══ DATA IN THIS EXERCISE
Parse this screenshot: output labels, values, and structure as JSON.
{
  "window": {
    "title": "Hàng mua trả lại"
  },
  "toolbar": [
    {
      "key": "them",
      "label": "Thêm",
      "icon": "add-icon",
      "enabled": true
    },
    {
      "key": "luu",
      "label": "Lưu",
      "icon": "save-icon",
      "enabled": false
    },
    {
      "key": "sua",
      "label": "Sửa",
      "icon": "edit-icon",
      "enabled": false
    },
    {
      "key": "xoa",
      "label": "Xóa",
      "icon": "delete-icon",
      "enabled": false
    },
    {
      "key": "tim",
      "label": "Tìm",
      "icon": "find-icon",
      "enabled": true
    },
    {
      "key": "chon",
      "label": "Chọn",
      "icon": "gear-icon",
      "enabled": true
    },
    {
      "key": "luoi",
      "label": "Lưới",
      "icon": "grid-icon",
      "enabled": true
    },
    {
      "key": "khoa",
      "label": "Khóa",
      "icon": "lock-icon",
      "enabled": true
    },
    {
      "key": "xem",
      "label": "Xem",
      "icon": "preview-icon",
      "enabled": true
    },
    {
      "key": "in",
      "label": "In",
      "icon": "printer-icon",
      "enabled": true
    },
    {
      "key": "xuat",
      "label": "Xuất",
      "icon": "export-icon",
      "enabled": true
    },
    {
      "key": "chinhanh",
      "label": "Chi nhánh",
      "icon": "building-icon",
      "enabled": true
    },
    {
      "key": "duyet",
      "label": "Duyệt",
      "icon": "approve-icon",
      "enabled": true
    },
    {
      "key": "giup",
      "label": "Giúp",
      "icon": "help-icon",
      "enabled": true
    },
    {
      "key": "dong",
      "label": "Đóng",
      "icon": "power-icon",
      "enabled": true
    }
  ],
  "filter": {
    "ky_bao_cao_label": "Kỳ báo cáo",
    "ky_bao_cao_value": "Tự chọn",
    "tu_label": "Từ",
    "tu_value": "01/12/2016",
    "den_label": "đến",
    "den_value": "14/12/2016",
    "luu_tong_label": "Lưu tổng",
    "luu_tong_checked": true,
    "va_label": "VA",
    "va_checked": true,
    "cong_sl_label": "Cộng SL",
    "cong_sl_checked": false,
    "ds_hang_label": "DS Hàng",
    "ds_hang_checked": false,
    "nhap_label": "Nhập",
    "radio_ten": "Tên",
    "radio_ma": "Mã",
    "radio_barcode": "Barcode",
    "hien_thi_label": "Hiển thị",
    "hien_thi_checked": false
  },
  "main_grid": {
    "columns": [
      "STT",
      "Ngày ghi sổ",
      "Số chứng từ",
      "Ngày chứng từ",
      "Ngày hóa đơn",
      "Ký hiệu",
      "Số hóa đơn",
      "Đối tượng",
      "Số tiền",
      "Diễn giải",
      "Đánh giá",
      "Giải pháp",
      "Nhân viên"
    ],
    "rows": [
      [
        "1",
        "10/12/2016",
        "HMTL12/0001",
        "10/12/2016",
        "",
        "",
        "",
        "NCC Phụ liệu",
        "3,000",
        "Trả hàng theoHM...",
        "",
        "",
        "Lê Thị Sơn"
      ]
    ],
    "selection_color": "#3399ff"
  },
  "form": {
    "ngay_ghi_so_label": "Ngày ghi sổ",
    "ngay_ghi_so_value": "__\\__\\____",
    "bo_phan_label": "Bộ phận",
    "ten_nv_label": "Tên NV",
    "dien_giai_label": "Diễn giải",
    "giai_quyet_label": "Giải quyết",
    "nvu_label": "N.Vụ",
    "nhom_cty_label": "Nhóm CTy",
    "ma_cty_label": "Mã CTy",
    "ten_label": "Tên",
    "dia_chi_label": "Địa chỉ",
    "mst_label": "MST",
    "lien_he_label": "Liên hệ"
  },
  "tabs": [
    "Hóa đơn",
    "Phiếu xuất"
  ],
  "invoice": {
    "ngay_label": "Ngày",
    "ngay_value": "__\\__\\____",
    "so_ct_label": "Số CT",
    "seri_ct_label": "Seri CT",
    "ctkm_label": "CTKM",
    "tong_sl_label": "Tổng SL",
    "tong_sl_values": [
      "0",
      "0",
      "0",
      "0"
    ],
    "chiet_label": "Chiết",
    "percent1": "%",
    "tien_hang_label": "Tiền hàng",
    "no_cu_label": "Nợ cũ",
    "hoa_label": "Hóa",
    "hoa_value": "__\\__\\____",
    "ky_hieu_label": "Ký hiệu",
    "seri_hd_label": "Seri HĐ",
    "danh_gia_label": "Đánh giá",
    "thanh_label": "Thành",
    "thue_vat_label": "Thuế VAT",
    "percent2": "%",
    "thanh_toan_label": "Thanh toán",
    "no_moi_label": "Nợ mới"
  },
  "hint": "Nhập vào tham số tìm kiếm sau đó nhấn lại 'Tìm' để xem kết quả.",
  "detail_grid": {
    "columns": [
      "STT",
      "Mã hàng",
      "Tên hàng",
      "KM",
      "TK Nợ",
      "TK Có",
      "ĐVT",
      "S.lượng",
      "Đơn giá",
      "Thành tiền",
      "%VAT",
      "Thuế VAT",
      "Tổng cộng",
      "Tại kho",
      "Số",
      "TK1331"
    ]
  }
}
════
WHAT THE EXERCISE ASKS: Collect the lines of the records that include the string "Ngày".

TASK OUTPUT:
      "Ngày ghi sổ",
      "Ngày chứng từ",
      "Ngày hóa đơn",
    "ngay_ghi_so_label": "Ngày ghi sổ",
    "ngay_label": "Ngày",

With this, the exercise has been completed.